▶ How to complete this task
Retype each of the records below exactly, leaving the pictures out.

══ Data ══

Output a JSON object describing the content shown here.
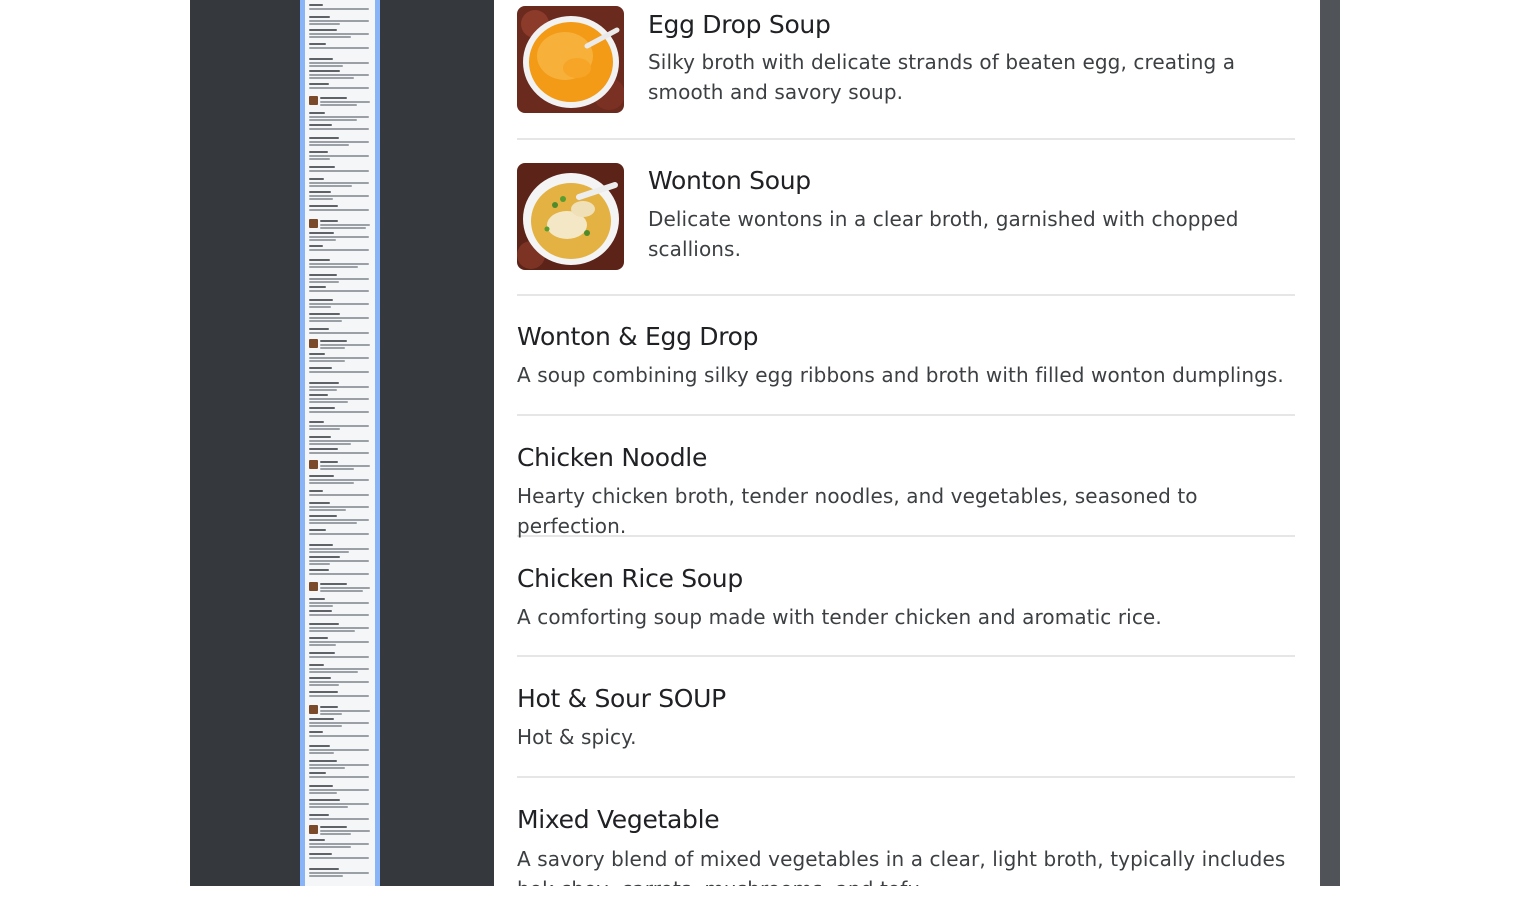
{
  "menu": {
    "items": [
      {
        "name": "Egg Drop Soup",
        "description": "Silky broth with delicate strands of beaten egg, creating a smooth and savory soup.",
        "image": "egg-drop-soup-photo"
      },
      {
        "name": "Wonton Soup",
        "description": "Delicate wontons in a clear broth, garnished with chopped scallions.",
        "image": "wonton-soup-photo"
      },
      {
        "name": "Wonton & Egg Drop",
        "description": "A soup combining silky egg ribbons and broth with filled wonton dumplings."
      },
      {
        "name": "Chicken Noodle",
        "description": "Hearty chicken broth, tender noodles, and vegetables, seasoned to perfection."
      },
      {
        "name": "Chicken Rice Soup",
        "description": "A comforting soup made with tender chicken and aromatic rice."
      },
      {
        "name": "Hot & Sour SOUP",
        "description": "Hot & spicy."
      },
      {
        "name": "Mixed Vegetable",
        "description": "A savory blend of mixed vegetables in a clear, light broth, typically includes bok choy, carrots, mushrooms, and tofu."
      }
    ]
  },
  "colors": {
    "viewer_background": "#35383c",
    "thumbnail_highlight": "#8ab4f8",
    "page_background": "#ffffff",
    "divider": "#e6e6e6"
  }
}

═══

▶ Your solution
Output a JSON object describing the content shown here.
{
  "menu": {
    "items": [
      {
        "name": "Egg Drop Soup",
        "description": "Silky broth with delicate strands of beaten egg, creating a smooth and savory soup.",
        "image": "egg-drop-soup-photo"
      },
      {
        "name": "Wonton Soup",
        "description": "Delicate wontons in a clear broth, garnished with chopped scallions.",
        "image": "wonton-soup-photo"
      },
      {
        "name": "Wonton & Egg Drop",
        "description": "A soup combining silky egg ribbons and broth with filled wonton dumplings."
      },
      {
        "name": "Chicken Noodle",
        "description": "Hearty chicken broth, tender noodles, and vegetables, seasoned to perfection."
      },
      {
        "name": "Chicken Rice Soup",
        "description": "A comforting soup made with tender chicken and aromatic rice."
      },
      {
        "name": "Hot & Sour SOUP",
        "description": "Hot & spicy."
      },
      {
        "name": "Mixed Vegetable",
        "description": "A savory blend of mixed vegetables in a clear, light broth, typically includes bok choy, carrots, mushrooms, and tofu."
      }
    ]
  },
  "colors": {
    "viewer_background": "#35383c",
    "thumbnail_highlight": "#8ab4f8",
    "page_background": "#ffffff",
    "divider": "#e6e6e6"
  }
}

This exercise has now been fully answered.